Henry Fielding was born in Sharpham Park, Somerset, England, on April 22, 1707, and died in Lisbon on 8th October 1754. He was a great novelist and a playwright. His contribution to the Novel as a form of expression has been fundamental, and he is therefore known as the founder of English Novel. His major works in the field of Novel include Joseph Andrews and Tom Jones.
Biography: Life before Novel
Fielding belonged to a distinguished family. Henry's father, Col. Edmund Fielding, had served under John Churchill, duke of Marlborough, an early 18th-century general, "with much bravery and reputation." His mother was a daughter of Sir Henry Gould, a judge of the Queen's Bench, from whom she inherited property at East Stour, in Dorset, where Fielding spent some of his childhood. Fielding was quite young, only eleven years old, when his mother died. His father married again, and Fielding was sent to Eton College, where he laid the foundations of his love of literature and his considerable knowledge of the classics.
After his studies, he spent some years in leisure, before he went to the University of Leiden in Holland for further studies. However, he had to unfortunatelt return from the university without completing his studies because his father could not pay his allowance and the university expenses any more.
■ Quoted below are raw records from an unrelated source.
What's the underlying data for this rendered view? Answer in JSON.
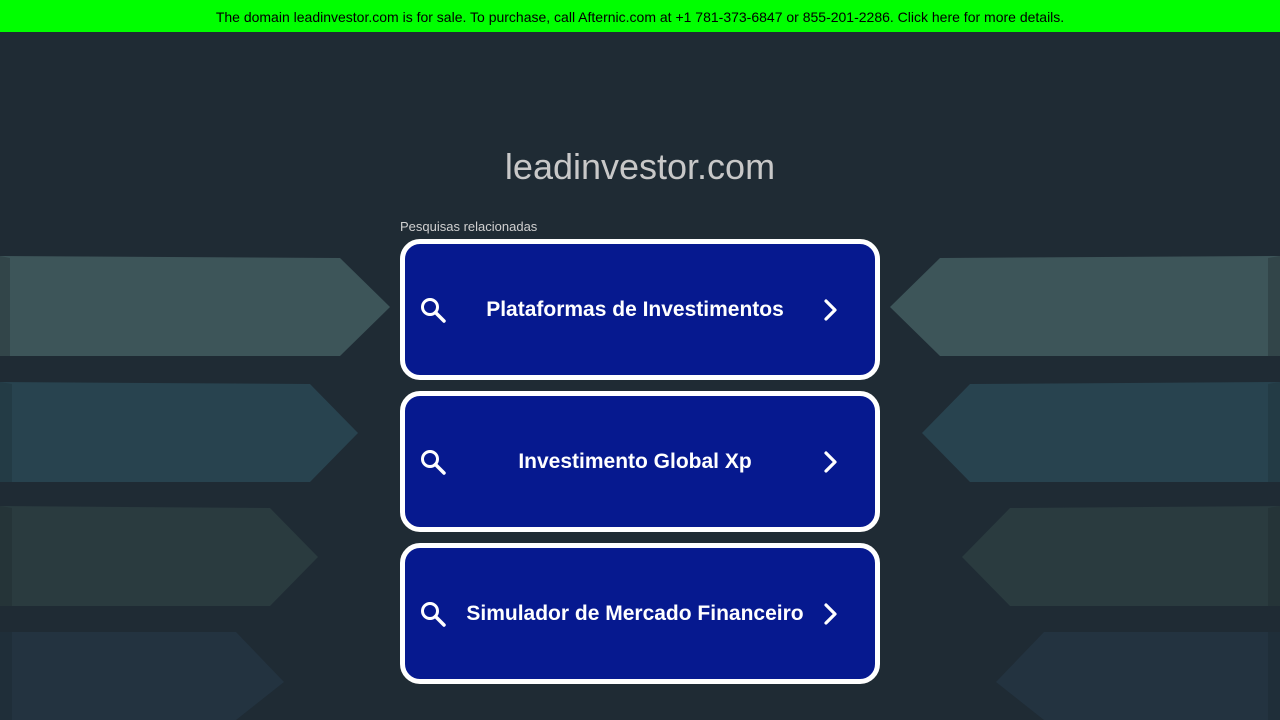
{
  "banner": {
    "text": "The domain leadinvestor.com is for sale. To purchase, call Afternic.com at +1 781-373-6847 or 855-201-2286. Click here for more details."
  },
  "domain": "leadinvestor.com",
  "related_label": "Pesquisas relacionadas",
  "results": [
    {
      "label": "Plataformas de Investimentos"
    },
    {
      "label": "Investimento Global Xp"
    },
    {
      "label": "Simulador de Mercado Financeiro"
    }
  ],
  "colors": {
    "banner_bg": "#00ff00",
    "page_bg": "#1f2b34",
    "result_bg": "#06198f",
    "result_border": "#ffffff"
  }
}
After coming back, he soon started writing plays. It is believed that in all, he wrote some 25 plays. Although his dramatic works have not held the stage, their wit cannot be denied. He was essentially a satirist, and his target was the political corruption of the times. His plays were quite superior in quality and content, and Bernard Shaw interesting commented that Fielding was "the greatest dramatist, with the single exception of Shakespeare, produced in England...